Bending the Ties that Bind: Navigating Technological Change as a Member of a Consortium

Library consortia exist for a number of reasons and have the main benefit of increasing access to a greater number of resources for its members. As with any muscle-bound entity, it is strong but not always flexible. The politics of decision-making within consortia vary as intra-consortial power is often dependent on the working dynamics of the different institutions within the larger system. The presenters for this session represent two different consortia and different institutional roles within their consortia. One is from a public flagship university within a system and the other is in a library that is geographically and programmatically removed from the flagship. Even with these differences, they both confronted similar difficulties when trying to establish institutional access for their library resources. Topics that will be addressed include a single sign-on system, configuring RSS feeds from the library catalog, customizing databases and other resources within the consortium, and negotiating licenses.
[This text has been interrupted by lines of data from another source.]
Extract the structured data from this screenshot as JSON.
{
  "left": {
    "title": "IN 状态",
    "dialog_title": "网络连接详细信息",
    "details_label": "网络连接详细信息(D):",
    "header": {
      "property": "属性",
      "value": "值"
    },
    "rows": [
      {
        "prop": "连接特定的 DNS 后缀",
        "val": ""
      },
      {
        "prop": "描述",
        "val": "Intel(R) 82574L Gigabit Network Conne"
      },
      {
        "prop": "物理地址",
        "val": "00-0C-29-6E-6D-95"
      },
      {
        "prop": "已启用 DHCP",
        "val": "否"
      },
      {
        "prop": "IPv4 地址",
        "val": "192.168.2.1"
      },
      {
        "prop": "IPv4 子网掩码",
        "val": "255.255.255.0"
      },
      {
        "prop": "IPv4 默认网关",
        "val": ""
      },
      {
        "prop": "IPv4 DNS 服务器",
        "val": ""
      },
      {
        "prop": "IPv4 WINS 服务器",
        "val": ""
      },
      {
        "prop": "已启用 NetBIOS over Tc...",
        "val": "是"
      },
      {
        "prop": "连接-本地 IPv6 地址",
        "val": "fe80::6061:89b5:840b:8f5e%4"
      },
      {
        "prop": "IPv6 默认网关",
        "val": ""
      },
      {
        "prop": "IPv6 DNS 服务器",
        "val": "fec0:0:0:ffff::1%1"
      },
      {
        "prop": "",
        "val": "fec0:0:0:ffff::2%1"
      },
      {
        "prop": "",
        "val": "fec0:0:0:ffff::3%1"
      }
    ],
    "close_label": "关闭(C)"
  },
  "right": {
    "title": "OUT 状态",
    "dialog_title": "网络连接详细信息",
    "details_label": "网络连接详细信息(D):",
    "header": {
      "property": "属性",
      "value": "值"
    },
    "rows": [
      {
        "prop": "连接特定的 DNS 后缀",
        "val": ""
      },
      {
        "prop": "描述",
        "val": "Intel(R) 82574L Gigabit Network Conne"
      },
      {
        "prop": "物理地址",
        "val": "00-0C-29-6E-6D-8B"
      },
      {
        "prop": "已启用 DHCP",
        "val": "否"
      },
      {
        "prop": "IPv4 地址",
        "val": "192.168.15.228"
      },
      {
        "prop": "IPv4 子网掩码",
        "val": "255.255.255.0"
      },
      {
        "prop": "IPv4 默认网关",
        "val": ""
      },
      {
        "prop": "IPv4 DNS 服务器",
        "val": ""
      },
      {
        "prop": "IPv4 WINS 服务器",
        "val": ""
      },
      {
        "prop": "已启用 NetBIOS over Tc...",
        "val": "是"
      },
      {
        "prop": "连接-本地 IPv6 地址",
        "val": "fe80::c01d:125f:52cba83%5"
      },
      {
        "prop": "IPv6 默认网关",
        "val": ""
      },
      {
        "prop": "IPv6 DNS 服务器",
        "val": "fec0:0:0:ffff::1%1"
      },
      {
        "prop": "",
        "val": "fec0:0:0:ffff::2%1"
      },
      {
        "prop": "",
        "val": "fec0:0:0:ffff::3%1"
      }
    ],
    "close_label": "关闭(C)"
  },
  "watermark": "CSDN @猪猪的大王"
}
The presenters will compare stories of how they were able to effect institutional change within their respective consortia and share the challenges of each.